The Linotype very much accelerated production, with a well informed operator producing up to 6,000 ems per hour, compared helpful-surroundings which simplest produced 250 ems per hour.
But as digital printing took over, the necessity for typesetters dropped, allowing book publishers, newspapers, magazines, and more, to fetch rapid runs of their products whereas also reducing costs.
In the early Nineties, packaging machines came onto the scene as production corporations sought for methods to all over again minimize down on costs.
A document by MIT in 2020 acknowledged its findings showed: “Industrial robots grew fourfold in the U.S. between 1993 and 2007 … to a rate of 1 robot per thousand workers.” The document added that Europe was rather of more evolved than the U.S., with the urge of industrial robots increasing to 1.6 per thousand workers over the identical time frame.
The belief that tech jobs ceaselessly is the wave of the prolonged rush continued to grow in the Nineties, with the Bureau of Labor Statistics predicting in a 1992 academic journal that it might most likely well well fetch 18 million jobs by the head of the final decade.
“Whenever you examine what has long gone on throughout the final decade, it’s obvious that the new jobs are going to be mainly white collar,” Tom Nardone, then-economist on the Bureau of Labor Statistics acknowledged in the journal. “Over the prolonged term, there’ll most likely be a range of technical jobs, and jobs in the successfully being discipline.”
Trail figures recommend the 11th of September tragedy was a pivotal point in how other folks skedaddle, in response to The Guardian. Airlines realized they might per chance transfer on-line, using web sites to switch flyers, whereas on-line booking sites took over to switch the vacationers’ need to pay an agent.
Within the following decade, the replacement of brick-and-mortar skedaddle agencies dropped very much, lowering by 60% in 2015 for the reason that early Nineties as other folks moved to social media and other apps treasure Airbnb, Priceline, and Reserving.com.
The skedaddle industry shifted again with the creation of Facebook, which launched a brand new age of sharing, which later incorporated Twitter, Pinterest, and Instagram, successfully reducing the replacement of in-person skedaddle agents, and forcing skedaddle corporations to transfer on-line.

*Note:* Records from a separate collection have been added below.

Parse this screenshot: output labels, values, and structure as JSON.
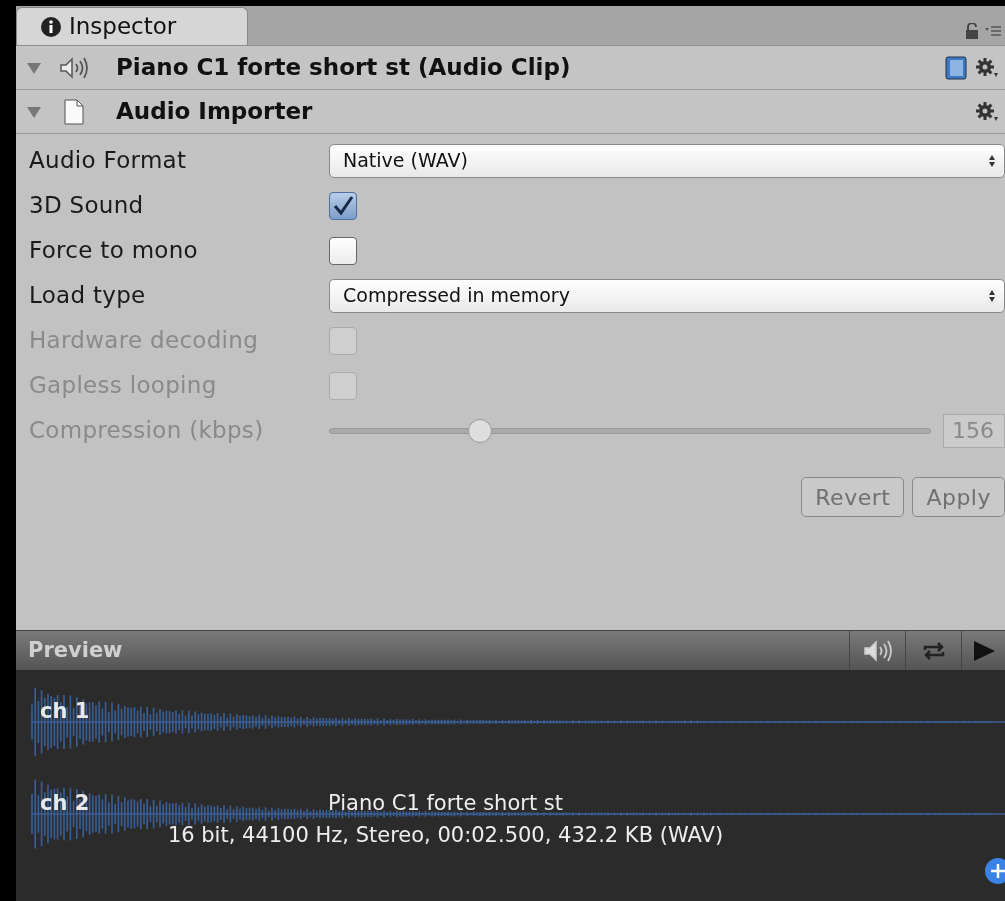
{
  "tab": {
    "label": "Inspector",
    "selected": true
  },
  "components": [
    {
      "title": "Piano C1 forte short st (Audio Clip)",
      "expanded": true,
      "kind": "clip"
    },
    {
      "title": "Audio Importer",
      "expanded": true,
      "kind": "importer"
    }
  ],
  "properties": [
    {
      "kind": "dropdown",
      "label": "Audio Format",
      "value": "Native (WAV)",
      "disabled": false
    },
    {
      "kind": "checkbox",
      "label": "3D Sound",
      "checked": true,
      "disabled": false
    },
    {
      "kind": "checkbox",
      "label": "Force to mono",
      "checked": false,
      "disabled": false
    },
    {
      "kind": "dropdown",
      "label": "Load type",
      "value": "Compressed in memory",
      "disabled": false
    },
    {
      "kind": "checkbox",
      "label": "Hardware decoding",
      "checked": false,
      "disabled": true
    },
    {
      "kind": "checkbox",
      "label": "Gapless looping",
      "checked": false,
      "disabled": true
    },
    {
      "kind": "slider",
      "label": "Compression (kbps)",
      "level": 0.25,
      "value": "156",
      "disabled": true
    }
  ],
  "buttons": [
    "Revert",
    "Apply"
  ],
  "preview": {
    "title": "Preview",
    "channels": [
      "ch 1",
      "ch 2"
    ],
    "clip_name": "Piano C1 forte short st",
    "clip_info": "16 bit, 44100 Hz, Stereo, 00:02.500, 432.2 KB (WAV)"
  }
}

A new 2023 document by Statista chanced on that a tremendous Seventy two% of oldsters capture to book on-line, a well-known distinction to upright 12% who use skedaddle agencies to book their trips. The document says fifty three% of those booking on-line skedaddle cited the urge and consolation of in my belief tailoring their schedules because the fair for using on-line sites, whereas Forty seven% acknowledged it’s more straightforward to verify costs and fetch the very finest deal.
Video stores oldschool to be a staple of weekend film nights — who doesn’t remember browsing the Blockbuster aisles for film leases at simplest just a few greenbacks every earlier than heading up for the private interplay on the checkout counter? But with the introduction of streaming services, video stores slowly went out of industry, and with it, the retailer clerks.
Blockbuster and other video stores finally went bankrupt, taking away 1000’s of jobs. At the peak of its reputation, Blockbuster had more than 9,000 stores worldwide, but at present simplest one stays, positioned in Bend, Oregon.
Blockbuster might per chance beget survived if it had bought Netflix when the streaming service was restful upright a startup. The firm reportedly regarded as attempting for Netflix for $50 million, equating to $88.Three million at present.